Look through the data below. Show each line where the string "true" occurs.

*-*-*

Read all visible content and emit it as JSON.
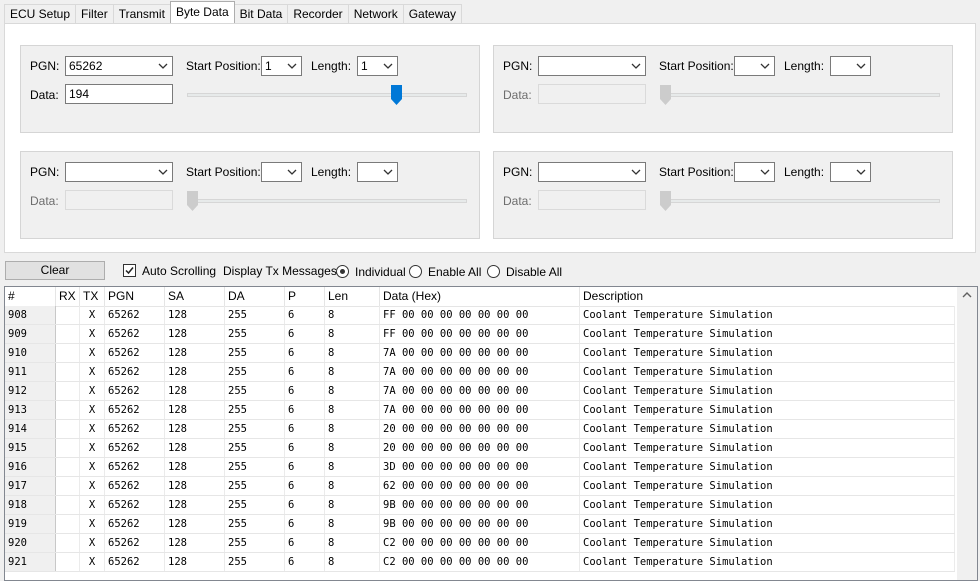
{
  "tabs": [
    "ECU Setup",
    "Filter",
    "Transmit",
    "Byte Data",
    "Bit Data",
    "Recorder",
    "Network",
    "Gateway"
  ],
  "active_tab": "Byte Data",
  "panels": [
    {
      "pgn_label": "PGN:",
      "pgn_value": "65262",
      "start_label": "Start Position:",
      "start_value": "1",
      "length_label": "Length:",
      "length_value": "1",
      "data_label": "Data:",
      "data_value": "194",
      "enabled": true
    },
    {
      "pgn_label": "PGN:",
      "pgn_value": "",
      "start_label": "Start Position:",
      "start_value": "",
      "length_label": "Length:",
      "length_value": "",
      "data_label": "Data:",
      "data_value": "",
      "enabled": false
    },
    {
      "pgn_label": "PGN:",
      "pgn_value": "",
      "start_label": "Start Position:",
      "start_value": "",
      "length_label": "Length:",
      "length_value": "",
      "data_label": "Data:",
      "data_value": "",
      "enabled": false
    },
    {
      "pgn_label": "PGN:",
      "pgn_value": "",
      "start_label": "Start Position:",
      "start_value": "",
      "length_label": "Length:",
      "length_value": "",
      "data_label": "Data:",
      "data_value": "",
      "enabled": false
    }
  ],
  "slider_level": 0.76,
  "toolbar": {
    "clear_label": "Clear",
    "auto_scrolling_label": "Auto Scrolling",
    "auto_scrolling_checked": true,
    "display_tx_label": "Display Tx Messages:",
    "radio_individual": "Individual",
    "radio_enable_all": "Enable All",
    "radio_disable_all": "Disable All",
    "radio_selected": "Individual"
  },
  "grid": {
    "columns": [
      "#",
      "RX",
      "TX",
      "PGN",
      "SA",
      "DA",
      "P",
      "Len",
      "Data (Hex)",
      "Description"
    ],
    "rows": [
      [
        "908",
        "",
        "X",
        "65262",
        "128",
        "255",
        "6",
        "8",
        "FF 00 00 00 00 00 00 00",
        "Coolant Temperature Simulation"
      ],
      [
        "909",
        "",
        "X",
        "65262",
        "128",
        "255",
        "6",
        "8",
        "FF 00 00 00 00 00 00 00",
        "Coolant Temperature Simulation"
      ],
      [
        "910",
        "",
        "X",
        "65262",
        "128",
        "255",
        "6",
        "8",
        "7A 00 00 00 00 00 00 00",
        "Coolant Temperature Simulation"
      ],
      [
        "911",
        "",
        "X",
        "65262",
        "128",
        "255",
        "6",
        "8",
        "7A 00 00 00 00 00 00 00",
        "Coolant Temperature Simulation"
      ],
      [
        "912",
        "",
        "X",
        "65262",
        "128",
        "255",
        "6",
        "8",
        "7A 00 00 00 00 00 00 00",
        "Coolant Temperature Simulation"
      ],
      [
        "913",
        "",
        "X",
        "65262",
        "128",
        "255",
        "6",
        "8",
        "7A 00 00 00 00 00 00 00",
        "Coolant Temperature Simulation"
      ],
      [
        "914",
        "",
        "X",
        "65262",
        "128",
        "255",
        "6",
        "8",
        "20 00 00 00 00 00 00 00",
        "Coolant Temperature Simulation"
      ],
      [
        "915",
        "",
        "X",
        "65262",
        "128",
        "255",
        "6",
        "8",
        "20 00 00 00 00 00 00 00",
        "Coolant Temperature Simulation"
      ],
      [
        "916",
        "",
        "X",
        "65262",
        "128",
        "255",
        "6",
        "8",
        "3D 00 00 00 00 00 00 00",
        "Coolant Temperature Simulation"
      ],
      [
        "917",
        "",
        "X",
        "65262",
        "128",
        "255",
        "6",
        "8",
        "62 00 00 00 00 00 00 00",
        "Coolant Temperature Simulation"
      ],
      [
        "918",
        "",
        "X",
        "65262",
        "128",
        "255",
        "6",
        "8",
        "9B 00 00 00 00 00 00 00",
        "Coolant Temperature Simulation"
      ],
      [
        "919",
        "",
        "X",
        "65262",
        "128",
        "255",
        "6",
        "8",
        "9B 00 00 00 00 00 00 00",
        "Coolant Temperature Simulation"
      ],
      [
        "920",
        "",
        "X",
        "65262",
        "128",
        "255",
        "6",
        "8",
        "C2 00 00 00 00 00 00 00",
        "Coolant Temperature Simulation"
      ],
      [
        "921",
        "",
        "X",
        "65262",
        "128",
        "255",
        "6",
        "8",
        "C2 00 00 00 00 00 00 00",
        "Coolant Temperature Simulation"
      ]
    ]
  },
  "icons": {
    "combo_arrow": "chevron-down-icon",
    "scroll_up": "chevron-up-icon",
    "checkbox": "checkmark-icon",
    "slider_thumb": "slider-thumb-icon"
  },
  "colors": {
    "accent": "#0078d7",
    "window_bg": "#f0f0f0",
    "disabled_text": "#6d6d6d",
    "thumb_disabled": "#cccccc"
  }
}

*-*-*

(ANSWER TO THIS TASK):
      "enabled": true
    "auto_scrolling_checked": true,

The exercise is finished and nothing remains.